Exercise brief.
Give the number of lines in the records below that contain the word "pivot", and nothing more.

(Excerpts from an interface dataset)
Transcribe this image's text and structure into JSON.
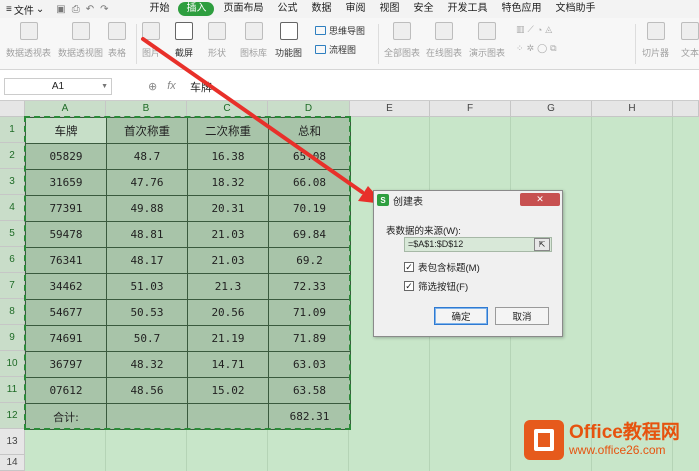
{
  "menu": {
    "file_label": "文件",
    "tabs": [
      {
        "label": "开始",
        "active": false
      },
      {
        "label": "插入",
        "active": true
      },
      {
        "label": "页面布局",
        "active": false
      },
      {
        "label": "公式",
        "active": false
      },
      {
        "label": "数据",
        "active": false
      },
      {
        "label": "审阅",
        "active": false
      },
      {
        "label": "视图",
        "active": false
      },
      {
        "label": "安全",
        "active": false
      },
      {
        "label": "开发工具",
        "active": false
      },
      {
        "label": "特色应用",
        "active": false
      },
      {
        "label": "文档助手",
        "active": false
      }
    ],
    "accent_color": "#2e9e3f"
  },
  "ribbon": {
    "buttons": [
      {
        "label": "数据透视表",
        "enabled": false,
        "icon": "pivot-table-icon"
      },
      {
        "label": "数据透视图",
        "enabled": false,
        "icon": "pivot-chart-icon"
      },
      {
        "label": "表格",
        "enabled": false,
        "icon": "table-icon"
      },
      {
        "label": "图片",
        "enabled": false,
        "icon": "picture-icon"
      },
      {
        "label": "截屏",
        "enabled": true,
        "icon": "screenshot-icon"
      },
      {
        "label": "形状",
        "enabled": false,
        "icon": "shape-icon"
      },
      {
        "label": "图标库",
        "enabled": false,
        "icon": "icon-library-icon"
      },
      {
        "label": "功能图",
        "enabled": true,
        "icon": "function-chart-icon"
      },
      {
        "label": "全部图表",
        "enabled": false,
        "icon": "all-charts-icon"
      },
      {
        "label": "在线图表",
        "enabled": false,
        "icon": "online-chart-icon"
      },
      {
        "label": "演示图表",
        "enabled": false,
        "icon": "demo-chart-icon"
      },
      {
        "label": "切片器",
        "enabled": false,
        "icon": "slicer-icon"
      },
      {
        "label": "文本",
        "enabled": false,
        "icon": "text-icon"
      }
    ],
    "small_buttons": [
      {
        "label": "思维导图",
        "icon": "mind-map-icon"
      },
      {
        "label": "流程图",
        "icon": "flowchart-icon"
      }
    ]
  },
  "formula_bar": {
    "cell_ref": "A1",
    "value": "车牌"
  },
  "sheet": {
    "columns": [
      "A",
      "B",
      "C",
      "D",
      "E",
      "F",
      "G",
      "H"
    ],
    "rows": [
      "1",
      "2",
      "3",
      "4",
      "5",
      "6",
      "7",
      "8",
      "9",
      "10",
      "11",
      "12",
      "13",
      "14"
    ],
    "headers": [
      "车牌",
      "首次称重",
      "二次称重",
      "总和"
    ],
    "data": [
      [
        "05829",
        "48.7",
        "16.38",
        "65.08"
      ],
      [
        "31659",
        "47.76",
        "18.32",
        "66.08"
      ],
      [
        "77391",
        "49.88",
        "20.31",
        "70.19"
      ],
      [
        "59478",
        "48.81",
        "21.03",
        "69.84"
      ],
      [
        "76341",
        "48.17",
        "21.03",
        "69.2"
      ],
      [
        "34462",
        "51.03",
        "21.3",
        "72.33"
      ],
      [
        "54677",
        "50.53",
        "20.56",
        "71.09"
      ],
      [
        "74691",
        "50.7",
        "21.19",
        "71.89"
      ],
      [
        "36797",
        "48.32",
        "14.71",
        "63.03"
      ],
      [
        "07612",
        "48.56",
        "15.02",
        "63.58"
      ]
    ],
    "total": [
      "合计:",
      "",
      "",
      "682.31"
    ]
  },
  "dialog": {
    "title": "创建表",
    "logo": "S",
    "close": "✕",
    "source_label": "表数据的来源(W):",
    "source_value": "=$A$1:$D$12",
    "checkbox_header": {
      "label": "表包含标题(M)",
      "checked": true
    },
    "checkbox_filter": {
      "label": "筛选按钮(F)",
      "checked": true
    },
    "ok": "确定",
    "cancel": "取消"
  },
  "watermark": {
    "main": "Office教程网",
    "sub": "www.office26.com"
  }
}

Response for this exercise.
2